[[ Extracted records open ]]

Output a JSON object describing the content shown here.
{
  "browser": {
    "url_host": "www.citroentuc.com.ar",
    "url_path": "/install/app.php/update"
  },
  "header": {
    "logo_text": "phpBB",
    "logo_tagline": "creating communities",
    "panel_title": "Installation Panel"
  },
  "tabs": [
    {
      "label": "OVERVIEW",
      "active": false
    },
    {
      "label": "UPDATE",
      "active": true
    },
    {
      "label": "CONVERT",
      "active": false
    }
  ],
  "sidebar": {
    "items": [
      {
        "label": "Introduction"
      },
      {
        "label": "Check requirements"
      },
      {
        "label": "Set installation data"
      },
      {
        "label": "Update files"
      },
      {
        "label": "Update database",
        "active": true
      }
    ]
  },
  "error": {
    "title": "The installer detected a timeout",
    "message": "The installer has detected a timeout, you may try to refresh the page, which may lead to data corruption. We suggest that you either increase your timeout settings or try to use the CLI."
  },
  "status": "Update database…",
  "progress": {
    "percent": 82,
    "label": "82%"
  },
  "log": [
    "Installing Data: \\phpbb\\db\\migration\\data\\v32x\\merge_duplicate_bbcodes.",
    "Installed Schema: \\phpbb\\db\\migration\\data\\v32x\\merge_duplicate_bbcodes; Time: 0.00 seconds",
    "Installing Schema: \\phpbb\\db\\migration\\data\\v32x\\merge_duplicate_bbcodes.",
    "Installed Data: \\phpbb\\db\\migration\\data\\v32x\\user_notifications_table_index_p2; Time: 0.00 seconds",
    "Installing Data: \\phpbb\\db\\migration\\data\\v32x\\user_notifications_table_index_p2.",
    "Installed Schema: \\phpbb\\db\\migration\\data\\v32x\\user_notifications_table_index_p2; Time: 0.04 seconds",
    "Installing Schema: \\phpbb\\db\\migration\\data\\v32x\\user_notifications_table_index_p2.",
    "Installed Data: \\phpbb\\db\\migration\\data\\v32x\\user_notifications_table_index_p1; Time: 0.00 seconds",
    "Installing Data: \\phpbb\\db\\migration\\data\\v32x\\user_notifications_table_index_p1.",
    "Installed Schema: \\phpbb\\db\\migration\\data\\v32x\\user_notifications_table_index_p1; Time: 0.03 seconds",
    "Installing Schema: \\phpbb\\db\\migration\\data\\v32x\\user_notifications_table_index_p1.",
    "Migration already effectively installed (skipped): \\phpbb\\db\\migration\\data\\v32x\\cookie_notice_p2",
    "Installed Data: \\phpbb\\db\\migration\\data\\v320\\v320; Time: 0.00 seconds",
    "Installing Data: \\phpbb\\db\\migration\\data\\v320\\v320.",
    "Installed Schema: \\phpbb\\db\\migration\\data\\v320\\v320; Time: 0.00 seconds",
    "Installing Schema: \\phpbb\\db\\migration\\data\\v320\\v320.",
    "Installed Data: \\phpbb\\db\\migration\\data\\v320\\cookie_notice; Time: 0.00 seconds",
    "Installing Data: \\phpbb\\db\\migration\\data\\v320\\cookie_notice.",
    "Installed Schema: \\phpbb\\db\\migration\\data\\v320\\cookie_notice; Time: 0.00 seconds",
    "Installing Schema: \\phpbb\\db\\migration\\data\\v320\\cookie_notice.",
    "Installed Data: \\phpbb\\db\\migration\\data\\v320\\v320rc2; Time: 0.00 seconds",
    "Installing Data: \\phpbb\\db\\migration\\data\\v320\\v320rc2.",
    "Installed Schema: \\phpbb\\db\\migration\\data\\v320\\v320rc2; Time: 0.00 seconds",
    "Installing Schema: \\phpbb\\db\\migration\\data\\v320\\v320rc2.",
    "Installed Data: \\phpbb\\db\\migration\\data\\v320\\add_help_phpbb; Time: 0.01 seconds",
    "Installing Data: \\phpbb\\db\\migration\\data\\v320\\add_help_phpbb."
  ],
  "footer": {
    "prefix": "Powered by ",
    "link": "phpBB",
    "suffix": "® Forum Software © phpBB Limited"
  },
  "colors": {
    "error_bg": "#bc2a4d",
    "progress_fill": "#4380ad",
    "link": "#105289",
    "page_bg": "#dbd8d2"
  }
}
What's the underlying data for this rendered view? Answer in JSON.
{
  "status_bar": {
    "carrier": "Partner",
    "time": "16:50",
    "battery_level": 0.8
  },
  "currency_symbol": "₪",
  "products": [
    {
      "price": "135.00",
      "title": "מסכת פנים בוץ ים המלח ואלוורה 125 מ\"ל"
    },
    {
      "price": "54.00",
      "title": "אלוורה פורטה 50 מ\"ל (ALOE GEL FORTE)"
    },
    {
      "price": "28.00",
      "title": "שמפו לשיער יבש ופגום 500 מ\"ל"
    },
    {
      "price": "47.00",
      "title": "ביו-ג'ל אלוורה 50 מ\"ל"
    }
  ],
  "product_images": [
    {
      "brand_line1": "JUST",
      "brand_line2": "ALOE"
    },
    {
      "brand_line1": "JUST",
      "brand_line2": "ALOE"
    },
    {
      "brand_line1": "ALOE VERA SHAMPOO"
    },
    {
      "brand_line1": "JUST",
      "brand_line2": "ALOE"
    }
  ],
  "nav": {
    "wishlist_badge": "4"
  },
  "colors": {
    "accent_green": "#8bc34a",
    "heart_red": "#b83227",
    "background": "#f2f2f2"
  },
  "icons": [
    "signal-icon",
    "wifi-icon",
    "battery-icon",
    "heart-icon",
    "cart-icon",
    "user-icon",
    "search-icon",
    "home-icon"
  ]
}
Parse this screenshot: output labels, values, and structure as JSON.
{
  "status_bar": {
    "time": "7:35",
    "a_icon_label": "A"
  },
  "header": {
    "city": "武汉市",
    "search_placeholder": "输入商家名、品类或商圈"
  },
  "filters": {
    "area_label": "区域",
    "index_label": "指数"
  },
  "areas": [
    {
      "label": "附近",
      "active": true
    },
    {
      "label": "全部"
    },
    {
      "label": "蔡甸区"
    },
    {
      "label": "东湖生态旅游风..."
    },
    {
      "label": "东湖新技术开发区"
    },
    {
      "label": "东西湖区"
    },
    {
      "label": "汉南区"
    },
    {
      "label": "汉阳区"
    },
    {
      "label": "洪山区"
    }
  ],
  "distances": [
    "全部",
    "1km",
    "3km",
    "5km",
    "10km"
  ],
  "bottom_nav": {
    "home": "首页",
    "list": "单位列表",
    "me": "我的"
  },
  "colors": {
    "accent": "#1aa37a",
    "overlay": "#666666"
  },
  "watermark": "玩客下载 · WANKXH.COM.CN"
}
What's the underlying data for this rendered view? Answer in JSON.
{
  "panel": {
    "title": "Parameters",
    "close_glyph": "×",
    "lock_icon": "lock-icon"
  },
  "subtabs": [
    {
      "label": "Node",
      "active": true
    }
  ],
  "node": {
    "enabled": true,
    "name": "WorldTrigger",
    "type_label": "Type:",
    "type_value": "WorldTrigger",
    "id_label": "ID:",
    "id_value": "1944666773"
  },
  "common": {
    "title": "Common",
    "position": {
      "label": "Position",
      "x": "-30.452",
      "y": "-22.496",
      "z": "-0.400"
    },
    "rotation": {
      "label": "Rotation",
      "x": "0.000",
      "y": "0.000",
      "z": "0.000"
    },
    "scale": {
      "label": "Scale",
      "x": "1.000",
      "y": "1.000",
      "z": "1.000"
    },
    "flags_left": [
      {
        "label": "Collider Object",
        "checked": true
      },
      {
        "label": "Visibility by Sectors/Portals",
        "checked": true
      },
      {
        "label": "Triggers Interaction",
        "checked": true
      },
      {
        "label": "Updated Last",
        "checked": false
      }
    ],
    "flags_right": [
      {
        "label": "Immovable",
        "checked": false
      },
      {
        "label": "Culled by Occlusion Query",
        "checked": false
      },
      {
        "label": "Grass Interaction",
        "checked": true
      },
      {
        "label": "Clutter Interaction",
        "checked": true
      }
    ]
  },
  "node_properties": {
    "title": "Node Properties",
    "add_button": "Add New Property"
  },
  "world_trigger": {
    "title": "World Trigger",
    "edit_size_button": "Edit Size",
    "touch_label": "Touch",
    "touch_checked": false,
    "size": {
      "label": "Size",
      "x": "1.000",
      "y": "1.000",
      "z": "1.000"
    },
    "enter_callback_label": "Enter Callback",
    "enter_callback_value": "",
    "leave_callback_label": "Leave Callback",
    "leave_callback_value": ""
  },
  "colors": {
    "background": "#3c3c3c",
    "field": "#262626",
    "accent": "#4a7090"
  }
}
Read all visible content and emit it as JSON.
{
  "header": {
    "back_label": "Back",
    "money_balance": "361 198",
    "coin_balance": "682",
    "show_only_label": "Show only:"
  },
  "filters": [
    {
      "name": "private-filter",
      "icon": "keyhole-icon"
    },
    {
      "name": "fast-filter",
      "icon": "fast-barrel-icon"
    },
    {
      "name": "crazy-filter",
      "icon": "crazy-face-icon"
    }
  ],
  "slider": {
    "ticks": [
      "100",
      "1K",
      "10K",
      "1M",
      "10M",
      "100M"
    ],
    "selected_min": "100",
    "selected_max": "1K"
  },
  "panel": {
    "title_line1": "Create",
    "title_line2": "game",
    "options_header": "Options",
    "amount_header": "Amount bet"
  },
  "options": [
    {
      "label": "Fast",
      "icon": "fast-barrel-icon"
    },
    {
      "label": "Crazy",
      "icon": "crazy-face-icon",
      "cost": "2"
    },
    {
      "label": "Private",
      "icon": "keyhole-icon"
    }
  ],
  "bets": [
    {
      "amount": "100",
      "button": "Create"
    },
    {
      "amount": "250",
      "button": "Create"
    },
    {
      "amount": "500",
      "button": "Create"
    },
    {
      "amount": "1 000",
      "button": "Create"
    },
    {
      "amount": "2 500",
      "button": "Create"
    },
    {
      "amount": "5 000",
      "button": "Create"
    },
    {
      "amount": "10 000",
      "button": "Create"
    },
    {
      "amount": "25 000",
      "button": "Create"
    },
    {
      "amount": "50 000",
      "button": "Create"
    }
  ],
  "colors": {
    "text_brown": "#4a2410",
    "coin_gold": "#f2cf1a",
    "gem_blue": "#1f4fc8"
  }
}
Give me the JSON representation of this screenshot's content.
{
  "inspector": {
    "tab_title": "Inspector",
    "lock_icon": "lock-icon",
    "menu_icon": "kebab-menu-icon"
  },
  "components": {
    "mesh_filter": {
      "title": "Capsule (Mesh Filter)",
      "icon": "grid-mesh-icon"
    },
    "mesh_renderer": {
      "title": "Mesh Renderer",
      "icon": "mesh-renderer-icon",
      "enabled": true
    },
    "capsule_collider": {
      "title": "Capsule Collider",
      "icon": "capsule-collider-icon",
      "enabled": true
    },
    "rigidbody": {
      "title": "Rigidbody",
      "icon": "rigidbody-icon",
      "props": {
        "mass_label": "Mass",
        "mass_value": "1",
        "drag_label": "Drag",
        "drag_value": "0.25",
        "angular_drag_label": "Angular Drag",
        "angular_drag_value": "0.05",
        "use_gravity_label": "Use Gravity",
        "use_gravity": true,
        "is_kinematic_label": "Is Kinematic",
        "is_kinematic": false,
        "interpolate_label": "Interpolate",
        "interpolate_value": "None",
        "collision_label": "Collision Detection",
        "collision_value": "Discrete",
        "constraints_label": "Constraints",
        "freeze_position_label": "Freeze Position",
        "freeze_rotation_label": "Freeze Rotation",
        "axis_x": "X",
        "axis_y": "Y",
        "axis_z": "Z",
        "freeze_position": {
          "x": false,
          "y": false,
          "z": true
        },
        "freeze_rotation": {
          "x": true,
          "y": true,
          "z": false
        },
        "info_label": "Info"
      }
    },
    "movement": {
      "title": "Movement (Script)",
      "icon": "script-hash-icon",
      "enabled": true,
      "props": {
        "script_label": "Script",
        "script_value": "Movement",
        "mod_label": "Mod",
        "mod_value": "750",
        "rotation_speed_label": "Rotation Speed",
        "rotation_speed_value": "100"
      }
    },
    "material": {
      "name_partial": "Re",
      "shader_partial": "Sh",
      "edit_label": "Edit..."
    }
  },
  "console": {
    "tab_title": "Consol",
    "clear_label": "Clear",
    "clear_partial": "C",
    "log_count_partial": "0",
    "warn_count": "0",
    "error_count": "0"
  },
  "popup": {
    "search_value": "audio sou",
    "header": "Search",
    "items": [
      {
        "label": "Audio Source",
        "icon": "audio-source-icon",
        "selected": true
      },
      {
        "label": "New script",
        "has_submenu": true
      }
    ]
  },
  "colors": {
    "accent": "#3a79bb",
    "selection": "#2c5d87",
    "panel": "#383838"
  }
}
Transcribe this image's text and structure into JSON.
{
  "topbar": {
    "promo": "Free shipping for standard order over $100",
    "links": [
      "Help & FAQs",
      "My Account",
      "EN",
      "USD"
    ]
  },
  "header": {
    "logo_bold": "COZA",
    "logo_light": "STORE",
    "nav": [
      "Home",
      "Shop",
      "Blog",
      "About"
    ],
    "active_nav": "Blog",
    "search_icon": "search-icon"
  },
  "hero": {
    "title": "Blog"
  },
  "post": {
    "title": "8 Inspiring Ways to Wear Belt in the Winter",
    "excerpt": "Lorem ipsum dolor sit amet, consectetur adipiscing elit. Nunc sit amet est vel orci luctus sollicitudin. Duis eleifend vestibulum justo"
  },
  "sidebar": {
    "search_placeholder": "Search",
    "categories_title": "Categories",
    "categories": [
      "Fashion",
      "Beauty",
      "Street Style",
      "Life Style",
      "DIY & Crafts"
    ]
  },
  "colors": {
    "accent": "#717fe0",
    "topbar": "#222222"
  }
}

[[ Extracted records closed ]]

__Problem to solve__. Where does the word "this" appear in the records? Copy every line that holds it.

__Final answer__.
What's the underlying data for this rendered view? Answer in JSON.
Parse this screenshot: output labels, values, and structure as JSON.
What's the underlying data for this rendered view? Answer in JSON.
Give me the JSON representation of this screenshot's content.
Transcribe this image's text and structure into JSON.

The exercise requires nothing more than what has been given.